Records provided.
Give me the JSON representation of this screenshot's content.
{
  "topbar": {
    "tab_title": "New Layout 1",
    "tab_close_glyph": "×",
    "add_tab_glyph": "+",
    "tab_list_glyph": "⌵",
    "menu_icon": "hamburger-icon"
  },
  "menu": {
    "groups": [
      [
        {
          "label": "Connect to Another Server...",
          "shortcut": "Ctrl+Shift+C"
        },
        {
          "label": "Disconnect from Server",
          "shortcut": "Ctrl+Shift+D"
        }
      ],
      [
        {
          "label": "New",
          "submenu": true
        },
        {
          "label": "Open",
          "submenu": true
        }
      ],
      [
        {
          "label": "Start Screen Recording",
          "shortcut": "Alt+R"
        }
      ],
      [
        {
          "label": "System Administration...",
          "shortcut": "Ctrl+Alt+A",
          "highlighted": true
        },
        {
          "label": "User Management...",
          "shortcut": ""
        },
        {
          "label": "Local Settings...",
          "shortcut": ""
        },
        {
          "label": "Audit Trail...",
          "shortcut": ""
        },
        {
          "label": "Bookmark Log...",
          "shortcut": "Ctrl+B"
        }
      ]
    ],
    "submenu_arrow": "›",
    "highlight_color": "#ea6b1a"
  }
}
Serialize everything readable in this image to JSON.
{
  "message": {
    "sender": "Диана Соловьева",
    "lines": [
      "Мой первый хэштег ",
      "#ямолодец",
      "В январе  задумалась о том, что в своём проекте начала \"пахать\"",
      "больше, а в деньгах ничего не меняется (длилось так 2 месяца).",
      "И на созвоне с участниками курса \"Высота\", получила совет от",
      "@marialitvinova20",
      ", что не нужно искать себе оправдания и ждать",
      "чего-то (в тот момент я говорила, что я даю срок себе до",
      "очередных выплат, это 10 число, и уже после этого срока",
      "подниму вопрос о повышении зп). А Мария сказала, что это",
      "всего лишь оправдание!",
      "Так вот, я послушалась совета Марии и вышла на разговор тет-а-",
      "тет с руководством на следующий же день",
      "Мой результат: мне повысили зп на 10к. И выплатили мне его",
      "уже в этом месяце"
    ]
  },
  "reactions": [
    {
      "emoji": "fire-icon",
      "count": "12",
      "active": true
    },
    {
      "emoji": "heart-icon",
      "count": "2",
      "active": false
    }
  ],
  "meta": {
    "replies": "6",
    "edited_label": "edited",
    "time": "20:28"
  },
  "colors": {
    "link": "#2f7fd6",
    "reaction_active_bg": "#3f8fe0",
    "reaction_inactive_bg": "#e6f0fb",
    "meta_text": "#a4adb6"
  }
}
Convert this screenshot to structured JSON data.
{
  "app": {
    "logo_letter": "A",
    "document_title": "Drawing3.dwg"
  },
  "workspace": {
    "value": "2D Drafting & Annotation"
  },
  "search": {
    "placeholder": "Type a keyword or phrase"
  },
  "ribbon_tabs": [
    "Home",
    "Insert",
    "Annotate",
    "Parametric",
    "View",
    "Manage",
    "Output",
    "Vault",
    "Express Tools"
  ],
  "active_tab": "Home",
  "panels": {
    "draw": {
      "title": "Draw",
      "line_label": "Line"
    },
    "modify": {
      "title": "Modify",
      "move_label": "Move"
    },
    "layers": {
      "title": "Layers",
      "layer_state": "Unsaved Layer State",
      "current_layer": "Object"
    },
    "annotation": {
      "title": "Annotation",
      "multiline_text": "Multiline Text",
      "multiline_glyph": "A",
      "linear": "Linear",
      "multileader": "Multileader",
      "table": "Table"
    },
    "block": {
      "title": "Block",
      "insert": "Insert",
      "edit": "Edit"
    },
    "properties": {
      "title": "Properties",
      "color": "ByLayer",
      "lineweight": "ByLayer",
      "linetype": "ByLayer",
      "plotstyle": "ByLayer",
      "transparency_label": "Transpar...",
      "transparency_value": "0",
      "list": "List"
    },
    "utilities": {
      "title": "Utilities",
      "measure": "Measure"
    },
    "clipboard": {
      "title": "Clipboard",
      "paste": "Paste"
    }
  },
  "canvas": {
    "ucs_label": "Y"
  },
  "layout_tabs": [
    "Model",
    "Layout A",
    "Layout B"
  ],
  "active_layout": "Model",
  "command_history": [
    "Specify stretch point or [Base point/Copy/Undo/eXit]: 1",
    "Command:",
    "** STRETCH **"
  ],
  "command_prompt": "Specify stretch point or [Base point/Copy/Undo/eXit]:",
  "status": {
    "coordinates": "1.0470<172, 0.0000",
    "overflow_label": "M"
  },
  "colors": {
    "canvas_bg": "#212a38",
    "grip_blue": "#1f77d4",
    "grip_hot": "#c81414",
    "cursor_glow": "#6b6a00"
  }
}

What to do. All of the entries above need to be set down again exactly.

Worked solution.
Give me the JSON representation of this screenshot's content.
{
  "topbar": {
    "tab_title": "New Layout 1",
    "tab_close_glyph": "×",
    "add_tab_glyph": "+",
    "tab_list_glyph": "⌵",
    "menu_icon": "hamburger-icon"
  },
  "menu": {
    "groups": [
      [
        {
          "label": "Connect to Another Server...",
          "shortcut": "Ctrl+Shift+C"
        },
        {
          "label": "Disconnect from Server",
          "shortcut": "Ctrl+Shift+D"
        }
      ],
      [
        {
          "label": "New",
          "submenu": true
        },
        {
          "label": "Open",
          "submenu": true
        }
      ],
      [
        {
          "label": "Start Screen Recording",
          "shortcut": "Alt+R"
        }
      ],
      [
        {
          "label": "System Administration...",
          "shortcut": "Ctrl+Alt+A",
          "highlighted": true
        },
        {
          "label": "User Management...",
          "shortcut": ""
        },
        {
          "label": "Local Settings...",
          "shortcut": ""
        },
        {
          "label": "Audit Trail...",
          "shortcut": ""
        },
        {
          "label": "Bookmark Log...",
          "shortcut": "Ctrl+B"
        }
      ]
    ],
    "submenu_arrow": "›",
    "highlight_color": "#ea6b1a"
  }
}
Serialize everything readable in this image to JSON.
{
  "message": {
    "sender": "Диана Соловьева",
    "lines": [
      "Мой первый хэштег ",
      "#ямолодец",
      "В январе  задумалась о том, что в своём проекте начала \"пахать\"",
      "больше, а в деньгах ничего не меняется (длилось так 2 месяца).",
      "И на созвоне с участниками курса \"Высота\", получила совет от",
      "@marialitvinova20",
      ", что не нужно искать себе оправдания и ждать",
      "чего-то (в тот момент я говорила, что я даю срок себе до",
      "очередных выплат, это 10 число, и уже после этого срока",
      "подниму вопрос о повышении зп). А Мария сказала, что это",
      "всего лишь оправдание!",
      "Так вот, я послушалась совета Марии и вышла на разговор тет-а-",
      "тет с руководством на следующий же день",
      "Мой результат: мне повысили зп на 10к. И выплатили мне его",
      "уже в этом месяце"
    ]
  },
  "reactions": [
    {
      "emoji": "fire-icon",
      "count": "12",
      "active": true
    },
    {
      "emoji": "heart-icon",
      "count": "2",
      "active": false
    }
  ],
  "meta": {
    "replies": "6",
    "edited_label": "edited",
    "time": "20:28"
  },
  "colors": {
    "link": "#2f7fd6",
    "reaction_active_bg": "#3f8fe0",
    "reaction_inactive_bg": "#e6f0fb",
    "meta_text": "#a4adb6"
  }
}
Convert this screenshot to structured JSON data.
{
  "app": {
    "logo_letter": "A",
    "document_title": "Drawing3.dwg"
  },
  "workspace": {
    "value": "2D Drafting & Annotation"
  },
  "search": {
    "placeholder": "Type a keyword or phrase"
  },
  "ribbon_tabs": [
    "Home",
    "Insert",
    "Annotate",
    "Parametric",
    "View",
    "Manage",
    "Output",
    "Vault",
    "Express Tools"
  ],
  "active_tab": "Home",
  "panels": {
    "draw": {
      "title": "Draw",
      "line_label": "Line"
    },
    "modify": {
      "title": "Modify",
      "move_label": "Move"
    },
    "layers": {
      "title": "Layers",
      "layer_state": "Unsaved Layer State",
      "current_layer": "Object"
    },
    "annotation": {
      "title": "Annotation",
      "multiline_text": "Multiline Text",
      "multiline_glyph": "A",
      "linear": "Linear",
      "multileader": "Multileader",
      "table": "Table"
    },
    "block": {
      "title": "Block",
      "insert": "Insert",
      "edit": "Edit"
    },
    "properties": {
      "title": "Properties",
      "color": "ByLayer",
      "lineweight": "ByLayer",
      "linetype": "ByLayer",
      "plotstyle": "ByLayer",
      "transparency_label": "Transpar...",
      "transparency_value": "0",
      "list": "List"
    },
    "utilities": {
      "title": "Utilities",
      "measure": "Measure"
    },
    "clipboard": {
      "title": "Clipboard",
      "paste": "Paste"
    }
  },
  "canvas": {
    "ucs_label": "Y"
  },
  "layout_tabs": [
    "Model",
    "Layout A",
    "Layout B"
  ],
  "active_layout": "Model",
  "command_history": [
    "Specify stretch point or [Base point/Copy/Undo/eXit]: 1",
    "Command:",
    "** STRETCH **"
  ],
  "command_prompt": "Specify stretch point or [Base point/Copy/Undo/eXit]:",
  "status": {
    "coordinates": "1.0470<172, 0.0000",
    "overflow_label": "M"
  },
  "colors": {
    "canvas_bg": "#212a38",
    "grip_blue": "#1f77d4",
    "grip_hot": "#c81414",
    "cursor_glow": "#6b6a00"
  }
}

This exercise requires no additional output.